*** Data excerpts Section Begins ***

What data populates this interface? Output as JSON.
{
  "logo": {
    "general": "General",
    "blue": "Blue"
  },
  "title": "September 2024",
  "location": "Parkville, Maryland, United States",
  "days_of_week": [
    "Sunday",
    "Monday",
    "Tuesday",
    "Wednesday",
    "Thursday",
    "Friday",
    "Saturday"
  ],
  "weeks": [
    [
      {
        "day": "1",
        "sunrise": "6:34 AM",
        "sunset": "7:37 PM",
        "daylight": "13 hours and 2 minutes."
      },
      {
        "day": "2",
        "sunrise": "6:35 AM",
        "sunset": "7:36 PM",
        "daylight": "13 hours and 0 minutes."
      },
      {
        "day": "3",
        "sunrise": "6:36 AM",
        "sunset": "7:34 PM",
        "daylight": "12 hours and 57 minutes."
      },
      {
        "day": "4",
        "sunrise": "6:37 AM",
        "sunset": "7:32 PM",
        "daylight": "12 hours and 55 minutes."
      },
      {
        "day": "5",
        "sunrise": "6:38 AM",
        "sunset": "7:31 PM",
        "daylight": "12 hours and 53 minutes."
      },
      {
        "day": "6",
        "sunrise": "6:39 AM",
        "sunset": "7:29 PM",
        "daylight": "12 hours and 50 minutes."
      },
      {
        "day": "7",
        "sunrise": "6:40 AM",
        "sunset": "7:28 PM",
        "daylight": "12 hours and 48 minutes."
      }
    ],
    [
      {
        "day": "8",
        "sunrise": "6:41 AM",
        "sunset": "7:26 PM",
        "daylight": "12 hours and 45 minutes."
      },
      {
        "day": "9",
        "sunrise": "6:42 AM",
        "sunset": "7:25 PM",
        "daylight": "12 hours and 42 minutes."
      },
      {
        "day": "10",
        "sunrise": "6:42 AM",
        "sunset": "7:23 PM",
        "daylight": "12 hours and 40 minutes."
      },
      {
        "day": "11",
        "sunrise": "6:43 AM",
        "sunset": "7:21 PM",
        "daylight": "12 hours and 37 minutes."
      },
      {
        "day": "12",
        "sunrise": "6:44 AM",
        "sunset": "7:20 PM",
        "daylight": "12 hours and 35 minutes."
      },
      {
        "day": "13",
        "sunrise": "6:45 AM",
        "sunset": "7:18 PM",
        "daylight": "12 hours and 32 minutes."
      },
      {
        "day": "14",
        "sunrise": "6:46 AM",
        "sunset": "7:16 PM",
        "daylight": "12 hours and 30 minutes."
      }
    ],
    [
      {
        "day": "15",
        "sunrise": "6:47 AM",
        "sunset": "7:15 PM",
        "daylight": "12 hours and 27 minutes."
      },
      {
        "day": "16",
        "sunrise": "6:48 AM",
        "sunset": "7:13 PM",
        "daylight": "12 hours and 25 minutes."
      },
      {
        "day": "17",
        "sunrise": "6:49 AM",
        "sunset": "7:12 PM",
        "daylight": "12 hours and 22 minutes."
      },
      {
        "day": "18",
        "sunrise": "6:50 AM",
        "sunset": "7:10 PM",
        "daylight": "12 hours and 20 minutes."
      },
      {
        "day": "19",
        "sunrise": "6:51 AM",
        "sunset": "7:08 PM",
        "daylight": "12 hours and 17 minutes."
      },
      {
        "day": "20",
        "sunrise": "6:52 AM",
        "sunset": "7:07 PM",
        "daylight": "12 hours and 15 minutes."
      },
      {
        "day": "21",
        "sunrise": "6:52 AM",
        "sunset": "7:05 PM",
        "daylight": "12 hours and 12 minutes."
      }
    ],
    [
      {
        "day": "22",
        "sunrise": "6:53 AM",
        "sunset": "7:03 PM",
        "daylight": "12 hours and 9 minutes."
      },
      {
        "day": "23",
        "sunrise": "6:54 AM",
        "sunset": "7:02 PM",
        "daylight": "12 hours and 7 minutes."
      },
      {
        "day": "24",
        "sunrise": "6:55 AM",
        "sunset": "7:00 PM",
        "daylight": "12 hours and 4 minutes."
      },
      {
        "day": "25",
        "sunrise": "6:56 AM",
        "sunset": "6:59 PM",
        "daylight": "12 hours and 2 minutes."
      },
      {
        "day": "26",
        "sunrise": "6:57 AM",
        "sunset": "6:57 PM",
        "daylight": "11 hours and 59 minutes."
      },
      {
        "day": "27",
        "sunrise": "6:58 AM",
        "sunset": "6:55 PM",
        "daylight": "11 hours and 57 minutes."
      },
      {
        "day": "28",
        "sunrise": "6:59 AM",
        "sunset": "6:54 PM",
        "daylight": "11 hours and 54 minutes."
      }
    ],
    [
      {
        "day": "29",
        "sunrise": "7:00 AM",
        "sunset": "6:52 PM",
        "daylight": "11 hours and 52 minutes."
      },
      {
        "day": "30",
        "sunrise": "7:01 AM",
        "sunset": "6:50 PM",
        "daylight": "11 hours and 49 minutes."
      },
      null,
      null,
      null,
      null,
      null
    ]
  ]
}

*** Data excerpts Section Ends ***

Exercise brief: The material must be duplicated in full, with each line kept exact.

Solved problem:
What data populates this interface? Output as JSON.
{
  "logo": {
    "general": "General",
    "blue": "Blue"
  },
  "title": "September 2024",
  "location": "Parkville, Maryland, United States",
  "days_of_week": [
    "Sunday",
    "Monday",
    "Tuesday",
    "Wednesday",
    "Thursday",
    "Friday",
    "Saturday"
  ],
  "weeks": [
    [
      {
        "day": "1",
        "sunrise": "6:34 AM",
        "sunset": "7:37 PM",
        "daylight": "13 hours and 2 minutes."
      },
      {
        "day": "2",
        "sunrise": "6:35 AM",
        "sunset": "7:36 PM",
        "daylight": "13 hours and 0 minutes."
      },
      {
        "day": "3",
        "sunrise": "6:36 AM",
        "sunset": "7:34 PM",
        "daylight": "12 hours and 57 minutes."
      },
      {
        "day": "4",
        "sunrise": "6:37 AM",
        "sunset": "7:32 PM",
        "daylight": "12 hours and 55 minutes."
      },
      {
        "day": "5",
        "sunrise": "6:38 AM",
        "sunset": "7:31 PM",
        "daylight": "12 hours and 53 minutes."
      },
      {
        "day": "6",
        "sunrise": "6:39 AM",
        "sunset": "7:29 PM",
        "daylight": "12 hours and 50 minutes."
      },
      {
        "day": "7",
        "sunrise": "6:40 AM",
        "sunset": "7:28 PM",
        "daylight": "12 hours and 48 minutes."
      }
    ],
    [
      {
        "day": "8",
        "sunrise": "6:41 AM",
        "sunset": "7:26 PM",
        "daylight": "12 hours and 45 minutes."
      },
      {
        "day": "9",
        "sunrise": "6:42 AM",
        "sunset": "7:25 PM",
        "daylight": "12 hours and 42 minutes."
      },
      {
        "day": "10",
        "sunrise": "6:42 AM",
        "sunset": "7:23 PM",
        "daylight": "12 hours and 40 minutes."
      },
      {
        "day": "11",
        "sunrise": "6:43 AM",
        "sunset": "7:21 PM",
        "daylight": "12 hours and 37 minutes."
      },
      {
        "day": "12",
        "sunrise": "6:44 AM",
        "sunset": "7:20 PM",
        "daylight": "12 hours and 35 minutes."
      },
      {
        "day": "13",
        "sunrise": "6:45 AM",
        "sunset": "7:18 PM",
        "daylight": "12 hours and 32 minutes."
      },
      {
        "day": "14",
        "sunrise": "6:46 AM",
        "sunset": "7:16 PM",
        "daylight": "12 hours and 30 minutes."
      }
    ],
    [
      {
        "day": "15",
        "sunrise": "6:47 AM",
        "sunset": "7:15 PM",
        "daylight": "12 hours and 27 minutes."
      },
      {
        "day": "16",
        "sunrise": "6:48 AM",
        "sunset": "7:13 PM",
        "daylight": "12 hours and 25 minutes."
      },
      {
        "day": "17",
        "sunrise": "6:49 AM",
        "sunset": "7:12 PM",
        "daylight": "12 hours and 22 minutes."
      },
      {
        "day": "18",
        "sunrise": "6:50 AM",
        "sunset": "7:10 PM",
        "daylight": "12 hours and 20 minutes."
      },
      {
        "day": "19",
        "sunrise": "6:51 AM",
        "sunset": "7:08 PM",
        "daylight": "12 hours and 17 minutes."
      },
      {
        "day": "20",
        "sunrise": "6:52 AM",
        "sunset": "7:07 PM",
        "daylight": "12 hours and 15 minutes."
      },
      {
        "day": "21",
        "sunrise": "6:52 AM",
        "sunset": "7:05 PM",
        "daylight": "12 hours and 12 minutes."
      }
    ],
    [
      {
        "day": "22",
        "sunrise": "6:53 AM",
        "sunset": "7:03 PM",
        "daylight": "12 hours and 9 minutes."
      },
      {
        "day": "23",
        "sunrise": "6:54 AM",
        "sunset": "7:02 PM",
        "daylight": "12 hours and 7 minutes."
      },
      {
        "day": "24",
        "sunrise": "6:55 AM",
        "sunset": "7:00 PM",
        "daylight": "12 hours and 4 minutes."
      },
      {
        "day": "25",
        "sunrise": "6:56 AM",
        "sunset": "6:59 PM",
        "daylight": "12 hours and 2 minutes."
      },
      {
        "day": "26",
        "sunrise": "6:57 AM",
        "sunset": "6:57 PM",
        "daylight": "11 hours and 59 minutes."
      },
      {
        "day": "27",
        "sunrise": "6:58 AM",
        "sunset": "6:55 PM",
        "daylight": "11 hours and 57 minutes."
      },
      {
        "day": "28",
        "sunrise": "6:59 AM",
        "sunset": "6:54 PM",
        "daylight": "11 hours and 54 minutes."
      }
    ],
    [
      {
        "day": "29",
        "sunrise": "7:00 AM",
        "sunset": "6:52 PM",
        "daylight": "11 hours and 52 minutes."
      },
      {
        "day": "30",
        "sunrise": "7:01 AM",
        "sunset": "6:50 PM",
        "daylight": "11 hours and 49 minutes."
      },
      null,
      null,
      null,
      null,
      null
    ]
  ]
}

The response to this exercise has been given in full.